What to do - Copy out all the data, word for word.

Provided records -
BEGIN
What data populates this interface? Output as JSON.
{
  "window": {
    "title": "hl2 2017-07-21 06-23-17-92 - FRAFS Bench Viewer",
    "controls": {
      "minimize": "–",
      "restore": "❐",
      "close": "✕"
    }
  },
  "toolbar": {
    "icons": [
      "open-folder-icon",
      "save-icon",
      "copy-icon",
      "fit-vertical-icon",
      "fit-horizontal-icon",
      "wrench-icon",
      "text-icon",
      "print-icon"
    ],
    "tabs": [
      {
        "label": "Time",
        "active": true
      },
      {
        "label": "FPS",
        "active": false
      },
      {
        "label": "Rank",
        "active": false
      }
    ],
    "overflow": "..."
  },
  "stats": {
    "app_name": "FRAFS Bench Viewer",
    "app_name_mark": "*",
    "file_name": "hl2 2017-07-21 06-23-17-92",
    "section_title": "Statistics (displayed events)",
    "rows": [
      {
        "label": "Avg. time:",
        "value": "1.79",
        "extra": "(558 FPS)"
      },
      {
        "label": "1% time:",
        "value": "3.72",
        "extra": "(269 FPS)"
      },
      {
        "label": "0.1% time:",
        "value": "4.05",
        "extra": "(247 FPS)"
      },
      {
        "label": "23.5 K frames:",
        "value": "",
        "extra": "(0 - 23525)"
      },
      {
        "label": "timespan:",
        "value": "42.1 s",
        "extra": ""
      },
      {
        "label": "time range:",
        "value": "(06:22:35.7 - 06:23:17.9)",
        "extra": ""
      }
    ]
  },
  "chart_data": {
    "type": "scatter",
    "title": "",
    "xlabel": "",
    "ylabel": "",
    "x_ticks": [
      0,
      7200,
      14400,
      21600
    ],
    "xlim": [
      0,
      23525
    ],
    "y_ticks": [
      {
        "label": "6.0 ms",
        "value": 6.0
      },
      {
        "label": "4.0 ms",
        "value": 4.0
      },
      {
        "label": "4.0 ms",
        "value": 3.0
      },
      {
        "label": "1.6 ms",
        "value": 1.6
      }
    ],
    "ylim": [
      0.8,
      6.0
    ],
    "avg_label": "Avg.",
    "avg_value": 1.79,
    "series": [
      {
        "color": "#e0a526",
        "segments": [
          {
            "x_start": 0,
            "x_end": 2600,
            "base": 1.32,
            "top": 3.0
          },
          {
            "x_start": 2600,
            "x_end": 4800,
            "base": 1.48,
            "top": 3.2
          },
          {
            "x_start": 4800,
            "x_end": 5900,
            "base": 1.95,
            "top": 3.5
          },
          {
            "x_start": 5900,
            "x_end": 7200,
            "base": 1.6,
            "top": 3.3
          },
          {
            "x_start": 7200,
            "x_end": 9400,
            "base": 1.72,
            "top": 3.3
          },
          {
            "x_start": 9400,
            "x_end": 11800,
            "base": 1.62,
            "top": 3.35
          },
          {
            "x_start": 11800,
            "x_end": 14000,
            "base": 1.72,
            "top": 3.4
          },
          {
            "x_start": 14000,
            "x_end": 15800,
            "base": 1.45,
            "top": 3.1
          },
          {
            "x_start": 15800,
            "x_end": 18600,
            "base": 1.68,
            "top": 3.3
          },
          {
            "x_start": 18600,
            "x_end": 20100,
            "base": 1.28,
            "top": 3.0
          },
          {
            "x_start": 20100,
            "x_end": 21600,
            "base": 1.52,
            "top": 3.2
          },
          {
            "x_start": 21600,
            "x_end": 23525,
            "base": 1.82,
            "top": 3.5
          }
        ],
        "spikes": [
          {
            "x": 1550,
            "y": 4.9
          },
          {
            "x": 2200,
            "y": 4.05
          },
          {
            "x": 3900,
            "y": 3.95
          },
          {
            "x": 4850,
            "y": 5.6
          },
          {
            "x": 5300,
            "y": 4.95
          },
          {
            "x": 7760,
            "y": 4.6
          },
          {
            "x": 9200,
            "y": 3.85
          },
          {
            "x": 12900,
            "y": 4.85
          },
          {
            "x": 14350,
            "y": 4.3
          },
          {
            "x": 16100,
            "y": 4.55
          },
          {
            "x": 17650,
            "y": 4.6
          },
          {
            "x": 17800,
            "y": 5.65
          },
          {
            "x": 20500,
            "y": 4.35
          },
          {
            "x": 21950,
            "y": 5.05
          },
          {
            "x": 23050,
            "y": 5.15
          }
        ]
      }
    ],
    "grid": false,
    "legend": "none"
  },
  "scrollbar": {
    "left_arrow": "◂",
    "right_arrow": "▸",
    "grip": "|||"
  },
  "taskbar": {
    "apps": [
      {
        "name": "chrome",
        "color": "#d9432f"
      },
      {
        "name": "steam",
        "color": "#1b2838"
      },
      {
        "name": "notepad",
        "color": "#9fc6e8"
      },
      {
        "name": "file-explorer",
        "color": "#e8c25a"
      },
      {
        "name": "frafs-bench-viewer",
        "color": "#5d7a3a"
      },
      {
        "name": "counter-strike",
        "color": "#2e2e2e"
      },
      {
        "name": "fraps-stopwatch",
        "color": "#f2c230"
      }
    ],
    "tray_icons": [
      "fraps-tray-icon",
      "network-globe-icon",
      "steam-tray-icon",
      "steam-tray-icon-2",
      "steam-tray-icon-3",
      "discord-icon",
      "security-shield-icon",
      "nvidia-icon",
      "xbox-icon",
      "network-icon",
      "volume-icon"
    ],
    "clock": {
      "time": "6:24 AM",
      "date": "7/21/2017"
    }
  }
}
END
Exercise result -
What data populates this interface? Output as JSON.
{
  "window": {
    "title": "hl2 2017-07-21 06-23-17-92 - FRAFS Bench Viewer",
    "controls": {
      "minimize": "–",
      "restore": "❐",
      "close": "✕"
    }
  },
  "toolbar": {
    "icons": [
      "open-folder-icon",
      "save-icon",
      "copy-icon",
      "fit-vertical-icon",
      "fit-horizontal-icon",
      "wrench-icon",
      "text-icon",
      "print-icon"
    ],
    "tabs": [
      {
        "label": "Time",
        "active": true
      },
      {
        "label": "FPS",
        "active": false
      },
      {
        "label": "Rank",
        "active": false
      }
    ],
    "overflow": "..."
  },
  "stats": {
    "app_name": "FRAFS Bench Viewer",
    "app_name_mark": "*",
    "file_name": "hl2 2017-07-21 06-23-17-92",
    "section_title": "Statistics (displayed events)",
    "rows": [
      {
        "label": "Avg. time:",
        "value": "1.79",
        "extra": "(558 FPS)"
      },
      {
        "label": "1% time:",
        "value": "3.72",
        "extra": "(269 FPS)"
      },
      {
        "label": "0.1% time:",
        "value": "4.05",
        "extra": "(247 FPS)"
      },
      {
        "label": "23.5 K frames:",
        "value": "",
        "extra": "(0 - 23525)"
      },
      {
        "label": "timespan:",
        "value": "42.1 s",
        "extra": ""
      },
      {
        "label": "time range:",
        "value": "(06:22:35.7 - 06:23:17.9)",
        "extra": ""
      }
    ]
  },
  "chart_data": {
    "type": "scatter",
    "title": "",
    "xlabel": "",
    "ylabel": "",
    "x_ticks": [
      0,
      7200,
      14400,
      21600
    ],
    "xlim": [
      0,
      23525
    ],
    "y_ticks": [
      {
        "label": "6.0 ms",
        "value": 6.0
      },
      {
        "label": "4.0 ms",
        "value": 4.0
      },
      {
        "label": "4.0 ms",
        "value": 3.0
      },
      {
        "label": "1.6 ms",
        "value": 1.6
      }
    ],
    "ylim": [
      0.8,
      6.0
    ],
    "avg_label": "Avg.",
    "avg_value": 1.79,
    "series": [
      {
        "color": "#e0a526",
        "segments": [
          {
            "x_start": 0,
            "x_end": 2600,
            "base": 1.32,
            "top": 3.0
          },
          {
            "x_start": 2600,
            "x_end": 4800,
            "base": 1.48,
            "top": 3.2
          },
          {
            "x_start": 4800,
            "x_end": 5900,
            "base": 1.95,
            "top": 3.5
          },
          {
            "x_start": 5900,
            "x_end": 7200,
            "base": 1.6,
            "top": 3.3
          },
          {
            "x_start": 7200,
            "x_end": 9400,
            "base": 1.72,
            "top": 3.3
          },
          {
            "x_start": 9400,
            "x_end": 11800,
            "base": 1.62,
            "top": 3.35
          },
          {
            "x_start": 11800,
            "x_end": 14000,
            "base": 1.72,
            "top": 3.4
          },
          {
            "x_start": 14000,
            "x_end": 15800,
            "base": 1.45,
            "top": 3.1
          },
          {
            "x_start": 15800,
            "x_end": 18600,
            "base": 1.68,
            "top": 3.3
          },
          {
            "x_start": 18600,
            "x_end": 20100,
            "base": 1.28,
            "top": 3.0
          },
          {
            "x_start": 20100,
            "x_end": 21600,
            "base": 1.52,
            "top": 3.2
          },
          {
            "x_start": 21600,
            "x_end": 23525,
            "base": 1.82,
            "top": 3.5
          }
        ],
        "spikes": [
          {
            "x": 1550,
            "y": 4.9
          },
          {
            "x": 2200,
            "y": 4.05
          },
          {
            "x": 3900,
            "y": 3.95
          },
          {
            "x": 4850,
            "y": 5.6
          },
          {
            "x": 5300,
            "y": 4.95
          },
          {
            "x": 7760,
            "y": 4.6
          },
          {
            "x": 9200,
            "y": 3.85
          },
          {
            "x": 12900,
            "y": 4.85
          },
          {
            "x": 14350,
            "y": 4.3
          },
          {
            "x": 16100,
            "y": 4.55
          },
          {
            "x": 17650,
            "y": 4.6
          },
          {
            "x": 17800,
            "y": 5.65
          },
          {
            "x": 20500,
            "y": 4.35
          },
          {
            "x": 21950,
            "y": 5.05
          },
          {
            "x": 23050,
            "y": 5.15
          }
        ]
      }
    ],
    "grid": false,
    "legend": "none"
  },
  "scrollbar": {
    "left_arrow": "◂",
    "right_arrow": "▸",
    "grip": "|||"
  },
  "taskbar": {
    "apps": [
      {
        "name": "chrome",
        "color": "#d9432f"
      },
      {
        "name": "steam",
        "color": "#1b2838"
      },
      {
        "name": "notepad",
        "color": "#9fc6e8"
      },
      {
        "name": "file-explorer",
        "color": "#e8c25a"
      },
      {
        "name": "frafs-bench-viewer",
        "color": "#5d7a3a"
      },
      {
        "name": "counter-strike",
        "color": "#2e2e2e"
      },
      {
        "name": "fraps-stopwatch",
        "color": "#f2c230"
      }
    ],
    "tray_icons": [
      "fraps-tray-icon",
      "network-globe-icon",
      "steam-tray-icon",
      "steam-tray-icon-2",
      "steam-tray-icon-3",
      "discord-icon",
      "security-shield-icon",
      "nvidia-icon",
      "xbox-icon",
      "network-icon",
      "volume-icon"
    ],
    "clock": {
      "time": "6:24 AM",
      "date": "7/21/2017"
    }
  }
}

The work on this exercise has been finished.